Supplied data
########

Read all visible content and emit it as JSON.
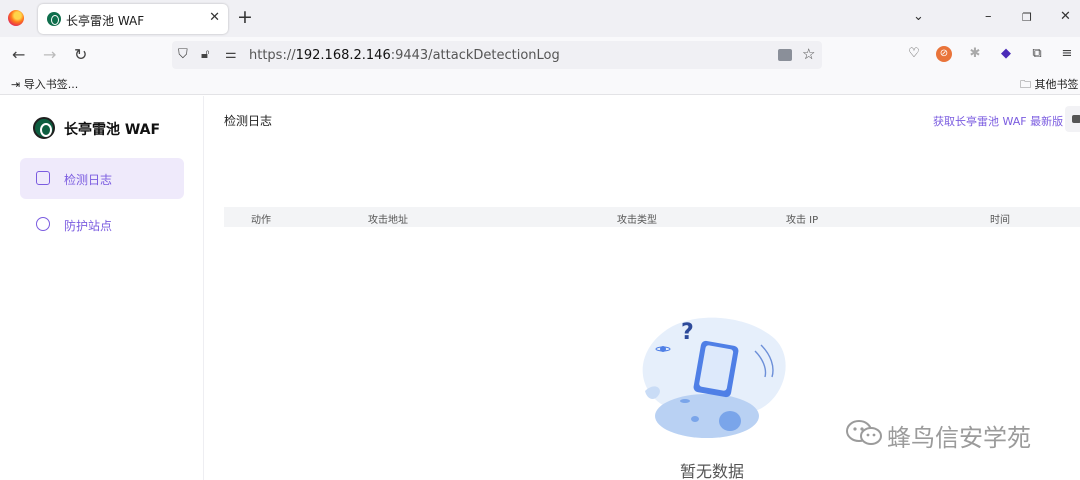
{
  "browser": {
    "tab": {
      "title": "长亭雷池 WAF"
    },
    "url": {
      "scheme": "https://",
      "host": "192.168.2.146",
      "rest": ":9443/attackDetectionLog"
    },
    "bookmarks": {
      "import_label": "导入书签...",
      "other_label": "其他书签"
    }
  },
  "app": {
    "brand": "长亭雷池 WAF",
    "menu": [
      {
        "label": "检测日志",
        "active": true
      },
      {
        "label": "防护站点",
        "active": false
      }
    ],
    "page_title": "检测日志",
    "latest_link": "获取长亭雷池 WAF 最新版",
    "table": {
      "columns": [
        "动作",
        "攻击地址",
        "攻击类型",
        "攻击 IP",
        "时间"
      ]
    },
    "empty_text": "暂无数据"
  },
  "watermark": {
    "text": "蜂鸟信安学苑"
  },
  "colors": {
    "accent": "#7b5ce0",
    "active_bg": "#efeafb",
    "header_bg": "#f3f4f6"
  }
}
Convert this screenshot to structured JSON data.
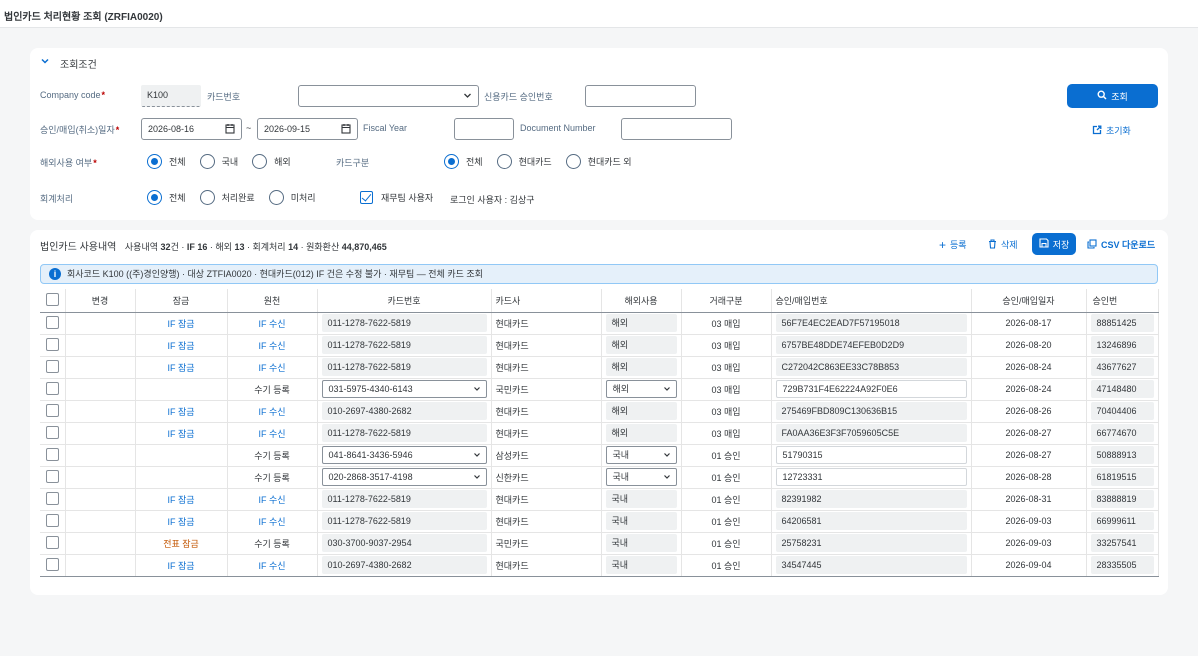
{
  "app": {
    "title": "법인카드 처리현황 조회 (ZRFIA0020)"
  },
  "filter": {
    "section_title": "조회조건",
    "company_code": {
      "label": "Company code",
      "value": "K100"
    },
    "card_no": {
      "label": "카드번호",
      "value": ""
    },
    "approval_no": {
      "label": "신용카드 승인번호",
      "value": ""
    },
    "date": {
      "label": "승인/매입(취소)일자",
      "from": "2026-08-16",
      "to": "2026-09-15",
      "sep": "~"
    },
    "fiscal_year": {
      "label": "Fiscal Year",
      "value": ""
    },
    "document_number": {
      "label": "Document Number",
      "value": ""
    },
    "overseas": {
      "label": "해외사용 여부",
      "options": [
        "전체",
        "국내",
        "해외"
      ],
      "selected": "전체"
    },
    "card_type": {
      "label": "카드구분",
      "options": [
        "전체",
        "현대카드",
        "현대카드 외"
      ],
      "selected": "전체"
    },
    "accounting": {
      "label": "회계처리",
      "options": [
        "전체",
        "처리완료",
        "미처리"
      ],
      "selected": "전체"
    },
    "finance_user": {
      "label": "재무팀 사용자",
      "checked": true
    },
    "login_user": "로그인 사용자 : 김상구",
    "search_label": "조회",
    "reset_label": "초기화"
  },
  "list": {
    "title": "법인카드 사용내역",
    "summary": {
      "t1": "사용내역",
      "total": "32",
      "t2": "건 · ",
      "if_label": "IF",
      "if_count": "16",
      "t3": " · 해외",
      "overseas_count": "13",
      "t4": " · 회계처리",
      "acct_count": "14",
      "t5": " · 원화환산",
      "krw_amount": "44,870,465"
    },
    "actions": {
      "add": "등록",
      "delete": "삭제",
      "save": "저장",
      "csv": "CSV 다운로드"
    },
    "info": "회사코드 K100 ((주)경인양행) · 대상 ZTFIA0020 · 현대카드(012) IF 건은 수정 불가 · 재무팀 — 전체 카드 조회",
    "columns": [
      "변경",
      "잠금",
      "원천",
      "카드번호",
      "카드사",
      "해외사용",
      "거래구분",
      "승인/매입번호",
      "승인/매입일자",
      "승인번"
    ],
    "rows": [
      {
        "lock": "IF 잠금",
        "source": "IF 수신",
        "card": "011-1278-7622-5819",
        "company": "현대카드",
        "overseas": "해외",
        "deal": "03 매입",
        "appr": "56F7E4EC2EAD7F57195018",
        "date": "2026-08-17",
        "ano": "88851425",
        "editable": false
      },
      {
        "lock": "IF 잠금",
        "source": "IF 수신",
        "card": "011-1278-7622-5819",
        "company": "현대카드",
        "overseas": "해외",
        "deal": "03 매입",
        "appr": "6757BE48DDE74EFEB0D2D9",
        "date": "2026-08-20",
        "ano": "13246896",
        "editable": false
      },
      {
        "lock": "IF 잠금",
        "source": "IF 수신",
        "card": "011-1278-7622-5819",
        "company": "현대카드",
        "overseas": "해외",
        "deal": "03 매입",
        "appr": "C272042C863EE33C78B853",
        "date": "2026-08-24",
        "ano": "43677627",
        "editable": false
      },
      {
        "lock": "",
        "source": "수기 등록",
        "card": "031-5975-4340-6143",
        "company": "국민카드",
        "overseas": "해외",
        "deal": "03 매입",
        "appr": "729B731F4E62224A92F0E6",
        "date": "2026-08-24",
        "ano": "47148480",
        "editable": true
      },
      {
        "lock": "IF 잠금",
        "source": "IF 수신",
        "card": "010-2697-4380-2682",
        "company": "현대카드",
        "overseas": "해외",
        "deal": "03 매입",
        "appr": "275469FBD809C130636B15",
        "date": "2026-08-26",
        "ano": "70404406",
        "editable": false
      },
      {
        "lock": "IF 잠금",
        "source": "IF 수신",
        "card": "011-1278-7622-5819",
        "company": "현대카드",
        "overseas": "해외",
        "deal": "03 매입",
        "appr": "FA0AA36E3F3F7059605C5E",
        "date": "2026-08-27",
        "ano": "66774670",
        "editable": false
      },
      {
        "lock": "",
        "source": "수기 등록",
        "card": "041-8641-3436-5946",
        "company": "삼성카드",
        "overseas": "국내",
        "deal": "01 승인",
        "appr": "51790315",
        "date": "2026-08-27",
        "ano": "50888913",
        "editable": true
      },
      {
        "lock": "",
        "source": "수기 등록",
        "card": "020-2868-3517-4198",
        "company": "신한카드",
        "overseas": "국내",
        "deal": "01 승인",
        "appr": "12723331",
        "date": "2026-08-28",
        "ano": "61819515",
        "editable": true
      },
      {
        "lock": "IF 잠금",
        "source": "IF 수신",
        "card": "011-1278-7622-5819",
        "company": "현대카드",
        "overseas": "국내",
        "deal": "01 승인",
        "appr": "82391982",
        "date": "2026-08-31",
        "ano": "83888819",
        "editable": false
      },
      {
        "lock": "IF 잠금",
        "source": "IF 수신",
        "card": "011-1278-7622-5819",
        "company": "현대카드",
        "overseas": "국내",
        "deal": "01 승인",
        "appr": "64206581",
        "date": "2026-09-03",
        "ano": "66999611",
        "editable": false
      },
      {
        "lock": "전표 잠금",
        "source": "수기 등록",
        "card": "030-3700-9037-2954",
        "company": "국민카드",
        "overseas": "국내",
        "deal": "01 승인",
        "appr": "25758231",
        "date": "2026-09-03",
        "ano": "33257541",
        "editable": false
      },
      {
        "lock": "IF 잠금",
        "source": "IF 수신",
        "card": "010-2697-4380-2682",
        "company": "현대카드",
        "overseas": "국내",
        "deal": "01 승인",
        "appr": "34547445",
        "date": "2026-09-04",
        "ano": "28335505",
        "editable": false
      }
    ]
  },
  "colors": {
    "accent": "#0a6ed1",
    "warn": "#c35500",
    "required": "#bb0000"
  }
}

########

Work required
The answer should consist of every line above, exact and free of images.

Finished task
Read all visible content and emit it as JSON.
{
  "browser": {
    "tab": {
      "title": "长亭雷池 WAF"
    },
    "url": {
      "scheme": "https://",
      "host": "192.168.2.146",
      "rest": ":9443/attackDetectionLog"
    },
    "bookmarks": {
      "import_label": "导入书签...",
      "other_label": "其他书签"
    }
  },
  "app": {
    "brand": "长亭雷池 WAF",
    "menu": [
      {
        "label": "检测日志",
        "active": true
      },
      {
        "label": "防护站点",
        "active": false
      }
    ],
    "page_title": "检测日志",
    "latest_link": "获取长亭雷池 WAF 最新版",
    "table": {
      "columns": [
        "动作",
        "攻击地址",
        "攻击类型",
        "攻击 IP",
        "时间"
      ]
    },
    "empty_text": "暂无数据"
  },
  "watermark": {
    "text": "蜂鸟信安学苑"
  },
  "colors": {
    "accent": "#7b5ce0",
    "active_bg": "#efeafb",
    "header_bg": "#f3f4f6"
  }
}
Convert this screenshot to structured JSON data.
{
  "app": {
    "title": "법인카드 처리현황 조회 (ZRFIA0020)"
  },
  "filter": {
    "section_title": "조회조건",
    "company_code": {
      "label": "Company code",
      "value": "K100"
    },
    "card_no": {
      "label": "카드번호",
      "value": ""
    },
    "approval_no": {
      "label": "신용카드 승인번호",
      "value": ""
    },
    "date": {
      "label": "승인/매입(취소)일자",
      "from": "2026-08-16",
      "to": "2026-09-15",
      "sep": "~"
    },
    "fiscal_year": {
      "label": "Fiscal Year",
      "value": ""
    },
    "document_number": {
      "label": "Document Number",
      "value": ""
    },
    "overseas": {
      "label": "해외사용 여부",
      "options": [
        "전체",
        "국내",
        "해외"
      ],
      "selected": "전체"
    },
    "card_type": {
      "label": "카드구분",
      "options": [
        "전체",
        "현대카드",
        "현대카드 외"
      ],
      "selected": "전체"
    },
    "accounting": {
      "label": "회계처리",
      "options": [
        "전체",
        "처리완료",
        "미처리"
      ],
      "selected": "전체"
    },
    "finance_user": {
      "label": "재무팀 사용자",
      "checked": true
    },
    "login_user": "로그인 사용자 : 김상구",
    "search_label": "조회",
    "reset_label": "초기화"
  },
  "list": {
    "title": "법인카드 사용내역",
    "summary": {
      "t1": "사용내역",
      "total": "32",
      "t2": "건 · ",
      "if_label": "IF",
      "if_count": "16",
      "t3": " · 해외",
      "overseas_count": "13",
      "t4": " · 회계처리",
      "acct_count": "14",
      "t5": " · 원화환산",
      "krw_amount": "44,870,465"
    },
    "actions": {
      "add": "등록",
      "delete": "삭제",
      "save": "저장",
      "csv": "CSV 다운로드"
    },
    "info": "회사코드 K100 ((주)경인양행) · 대상 ZTFIA0020 · 현대카드(012) IF 건은 수정 불가 · 재무팀 — 전체 카드 조회",
    "columns": [
      "변경",
      "잠금",
      "원천",
      "카드번호",
      "카드사",
      "해외사용",
      "거래구분",
      "승인/매입번호",
      "승인/매입일자",
      "승인번"
    ],
    "rows": [
      {
        "lock": "IF 잠금",
        "source": "IF 수신",
        "card": "011-1278-7622-5819",
        "company": "현대카드",
        "overseas": "해외",
        "deal": "03 매입",
        "appr": "56F7E4EC2EAD7F57195018",
        "date": "2026-08-17",
        "ano": "88851425",
        "editable": false
      },
      {
        "lock": "IF 잠금",
        "source": "IF 수신",
        "card": "011-1278-7622-5819",
        "company": "현대카드",
        "overseas": "해외",
        "deal": "03 매입",
        "appr": "6757BE48DDE74EFEB0D2D9",
        "date": "2026-08-20",
        "ano": "13246896",
        "editable": false
      },
      {
        "lock": "IF 잠금",
        "source": "IF 수신",
        "card": "011-1278-7622-5819",
        "company": "현대카드",
        "overseas": "해외",
        "deal": "03 매입",
        "appr": "C272042C863EE33C78B853",
        "date": "2026-08-24",
        "ano": "43677627",
        "editable": false
      },
      {
        "lock": "",
        "source": "수기 등록",
        "card": "031-5975-4340-6143",
        "company": "국민카드",
        "overseas": "해외",
        "deal": "03 매입",
        "appr": "729B731F4E62224A92F0E6",
        "date": "2026-08-24",
        "ano": "47148480",
        "editable": true
      },
      {
        "lock": "IF 잠금",
        "source": "IF 수신",
        "card": "010-2697-4380-2682",
        "company": "현대카드",
        "overseas": "해외",
        "deal": "03 매입",
        "appr": "275469FBD809C130636B15",
        "date": "2026-08-26",
        "ano": "70404406",
        "editable": false
      },
      {
        "lock": "IF 잠금",
        "source": "IF 수신",
        "card": "011-1278-7622-5819",
        "company": "현대카드",
        "overseas": "해외",
        "deal": "03 매입",
        "appr": "FA0AA36E3F3F7059605C5E",
        "date": "2026-08-27",
        "ano": "66774670",
        "editable": false
      },
      {
        "lock": "",
        "source": "수기 등록",
        "card": "041-8641-3436-5946",
        "company": "삼성카드",
        "overseas": "국내",
        "deal": "01 승인",
        "appr": "51790315",
        "date": "2026-08-27",
        "ano": "50888913",
        "editable": true
      },
      {
        "lock": "",
        "source": "수기 등록",
        "card": "020-2868-3517-4198",
        "company": "신한카드",
        "overseas": "국내",
        "deal": "01 승인",
        "appr": "12723331",
        "date": "2026-08-28",
        "ano": "61819515",
        "editable": true
      },
      {
        "lock": "IF 잠금",
        "source": "IF 수신",
        "card": "011-1278-7622-5819",
        "company": "현대카드",
        "overseas": "국내",
        "deal": "01 승인",
        "appr": "82391982",
        "date": "2026-08-31",
        "ano": "83888819",
        "editable": false
      },
      {
        "lock": "IF 잠금",
        "source": "IF 수신",
        "card": "011-1278-7622-5819",
        "company": "현대카드",
        "overseas": "국내",
        "deal": "01 승인",
        "appr": "64206581",
        "date": "2026-09-03",
        "ano": "66999611",
        "editable": false
      },
      {
        "lock": "전표 잠금",
        "source": "수기 등록",
        "card": "030-3700-9037-2954",
        "company": "국민카드",
        "overseas": "국내",
        "deal": "01 승인",
        "appr": "25758231",
        "date": "2026-09-03",
        "ano": "33257541",
        "editable": false
      },
      {
        "lock": "IF 잠금",
        "source": "IF 수신",
        "card": "010-2697-4380-2682",
        "company": "현대카드",
        "overseas": "국내",
        "deal": "01 승인",
        "appr": "34547445",
        "date": "2026-09-04",
        "ano": "28335505",
        "editable": false
      }
    ]
  },
  "colors": {
    "accent": "#0a6ed1",
    "warn": "#c35500",
    "required": "#bb0000"
  }
}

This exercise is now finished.